Volunteer travel is a growing segment for the baby boomer travel world. Do you remember the guest post that we published from Rebecca Wilk’s about her volunteer vacation in Guatemala? Today, Rebecca is back to share another volunteer travel experience—this time she’s taking us to South Africa.
I didn’t fully understand how phenomenal the South African Open Arms Home for Children was until my husband and I saw the magnitude of the need during our volunteer travel experience in the country. Did you know that over 20% of South Africans are living with HIV? On average, 600 people die from AIDS and 250 babies are born HIV positive each day.
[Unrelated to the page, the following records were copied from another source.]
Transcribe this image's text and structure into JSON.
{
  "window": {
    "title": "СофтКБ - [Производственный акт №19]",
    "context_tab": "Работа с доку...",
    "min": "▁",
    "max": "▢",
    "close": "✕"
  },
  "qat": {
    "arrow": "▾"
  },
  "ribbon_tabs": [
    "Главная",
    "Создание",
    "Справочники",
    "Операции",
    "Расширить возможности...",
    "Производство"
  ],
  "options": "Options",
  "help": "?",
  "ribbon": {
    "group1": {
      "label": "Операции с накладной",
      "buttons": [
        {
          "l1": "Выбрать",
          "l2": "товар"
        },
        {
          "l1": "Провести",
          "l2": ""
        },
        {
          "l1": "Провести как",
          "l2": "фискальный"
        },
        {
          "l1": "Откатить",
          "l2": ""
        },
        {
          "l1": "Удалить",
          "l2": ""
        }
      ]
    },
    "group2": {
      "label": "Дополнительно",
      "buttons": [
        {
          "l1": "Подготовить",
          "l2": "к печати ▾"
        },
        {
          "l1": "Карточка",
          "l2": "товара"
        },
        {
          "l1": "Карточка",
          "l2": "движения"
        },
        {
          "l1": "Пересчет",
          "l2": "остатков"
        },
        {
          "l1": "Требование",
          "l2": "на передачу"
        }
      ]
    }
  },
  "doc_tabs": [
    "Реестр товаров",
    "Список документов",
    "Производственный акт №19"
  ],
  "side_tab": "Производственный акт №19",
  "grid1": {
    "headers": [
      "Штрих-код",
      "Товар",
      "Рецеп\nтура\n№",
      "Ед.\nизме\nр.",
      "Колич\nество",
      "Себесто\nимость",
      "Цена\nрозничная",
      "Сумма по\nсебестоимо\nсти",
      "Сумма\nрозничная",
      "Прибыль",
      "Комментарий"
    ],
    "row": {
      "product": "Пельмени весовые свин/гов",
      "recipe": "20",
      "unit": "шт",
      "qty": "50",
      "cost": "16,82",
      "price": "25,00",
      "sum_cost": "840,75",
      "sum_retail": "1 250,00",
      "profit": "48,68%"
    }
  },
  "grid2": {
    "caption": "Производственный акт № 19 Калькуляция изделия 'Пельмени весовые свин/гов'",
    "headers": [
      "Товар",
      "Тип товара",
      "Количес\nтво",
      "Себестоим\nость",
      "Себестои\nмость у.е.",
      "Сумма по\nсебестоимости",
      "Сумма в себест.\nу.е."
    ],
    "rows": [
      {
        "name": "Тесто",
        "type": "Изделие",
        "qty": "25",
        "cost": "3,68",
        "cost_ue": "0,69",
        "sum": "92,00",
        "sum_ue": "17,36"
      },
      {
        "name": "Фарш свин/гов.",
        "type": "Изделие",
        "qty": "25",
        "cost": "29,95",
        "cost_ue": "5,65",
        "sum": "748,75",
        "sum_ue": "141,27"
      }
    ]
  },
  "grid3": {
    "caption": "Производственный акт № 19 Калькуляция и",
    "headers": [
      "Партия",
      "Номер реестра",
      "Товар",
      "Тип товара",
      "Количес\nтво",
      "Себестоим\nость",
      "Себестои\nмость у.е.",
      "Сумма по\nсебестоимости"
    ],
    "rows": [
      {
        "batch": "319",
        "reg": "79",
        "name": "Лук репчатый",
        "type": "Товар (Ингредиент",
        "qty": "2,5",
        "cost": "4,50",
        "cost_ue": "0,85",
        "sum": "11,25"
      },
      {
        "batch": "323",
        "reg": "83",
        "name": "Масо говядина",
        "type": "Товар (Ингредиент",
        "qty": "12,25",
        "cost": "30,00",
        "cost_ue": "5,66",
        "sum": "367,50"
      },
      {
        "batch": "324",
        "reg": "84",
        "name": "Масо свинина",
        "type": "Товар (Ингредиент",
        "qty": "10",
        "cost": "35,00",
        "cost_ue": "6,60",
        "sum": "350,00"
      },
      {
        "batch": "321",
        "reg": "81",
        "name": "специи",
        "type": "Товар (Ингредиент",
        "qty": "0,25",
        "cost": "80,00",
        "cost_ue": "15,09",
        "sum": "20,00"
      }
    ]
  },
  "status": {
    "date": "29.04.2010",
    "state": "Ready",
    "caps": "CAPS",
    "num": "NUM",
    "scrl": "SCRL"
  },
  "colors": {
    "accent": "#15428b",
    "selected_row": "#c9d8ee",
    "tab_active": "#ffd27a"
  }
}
Because of the prevalence of HIV/AIDS, the average life expectancy in South Africa has dropped below age 37—it was 69 years of age before the AIDS epidemic began. Given this tragic situation, there will be thousands of orphaned children in the years to come in the Open Arms Home for Children service area.
During our visit to the home, near the village of Komga (about an hour away from East London, South Africa) we spent a half day in Duncan Village, a nearby Township. Open Arms founder, American Bob Solis, says that part of the reason to visit Duncan Village is to see the “before.”
A South African township is a close-packed slum of corrugated metal structures with little to no sanitation. We were guided by a social worker that I’ll call Paula, who is one of the angels stepping up to save the lives of the children who have nowhere else to turn. She introduced us to others, mostly grandmothers, who have taken these kids in and love them as their own. We also visited a primary school, hosted by a firecracker of a principal who reports that 60% of her kids are HIV positive. These ladies are doing heroic work. It’s a grim scene that I’m glad to have experienced first-hand, no matter how difficult it was to see.
Incidentally, Paula insisted on taking us to an AIDS hospice where her 29-year-old son was near the end of his life. We were honored and moved to have been introduced to him.
Open Arms Home for Children is the farthest thing from grim. In 2006, Bob and Sallie Solis used their life savings to open the home, providing a safe, stable, family environment. There are currently about 40 children here, and with the recent completion of a new kitchen, a maximum of 70 children will soon be accommodated. Open Arms is committed to raising the children to adulthood. Six to eight children live in each cottage with a permanent house mother. The children go to pre-school on the property and attend elementary and high school in the local community.
Our group rolled up to a raucous welcome from the Open Arms staff and younger children, with singing and dancing and hugs. The kids were joyous and social, clamoring to hold our hands and wanting to be picked up. We expected them to need some coaxing out of their shells, but there was not much shyness in evidence. All this is especially impressive when you consider that each one of these children has had one or another kind of significant hardship in their young lives.
During our mostly unstructured visit, we played with the children and did some planting in the garden. My husband tinkered with the kid’s bicycles. You can imagine what an uphill battle it is to maintain 30 or so of these; he was glad to give the staff a bit of a break. I helped out photographing the dedication of the new kitchen which our Rotary Club, and several others, helped to fund. We had movie night there and went to church with the kids, ate mac and cheese and braai (BBQ) together, handed out gifts and spent a lot time with kids in our laps.
There was also a chance to meet members of the local Rotary Club and visit some of their service projects, including another children’s home and a school for the developmentally disabled. One of the unique aspects of Rotary is that there are matching grants available for clubs in different countries for working together. Our club has worked with the local South African Rotary Club to obtain grant funding for a minivan and kitchen equipment for Open Arms. Now that we’ve created personal relationships and brainstormed together, the two clubs are looking forward to our next collaboration.
We balanced out our volunteer travel with a few days of sightseeing around Cape Town, and a safari in Sabi Sands Game Reserve. But it was the volunteer portion of our trip that gave us so many opportunities to get to know South Africans and to feel actively involved. We were able to experience the huge contrasts in this beautiful country in a much deeper way than typical tourism provides. We were moved in so many ways.
All photos courtesy Rebecca Wilks.
Have you participated in volunteer travel? Come join the conversation at the My Itchy Travel Feet page on Facebook. Or send us an email with your thoughts.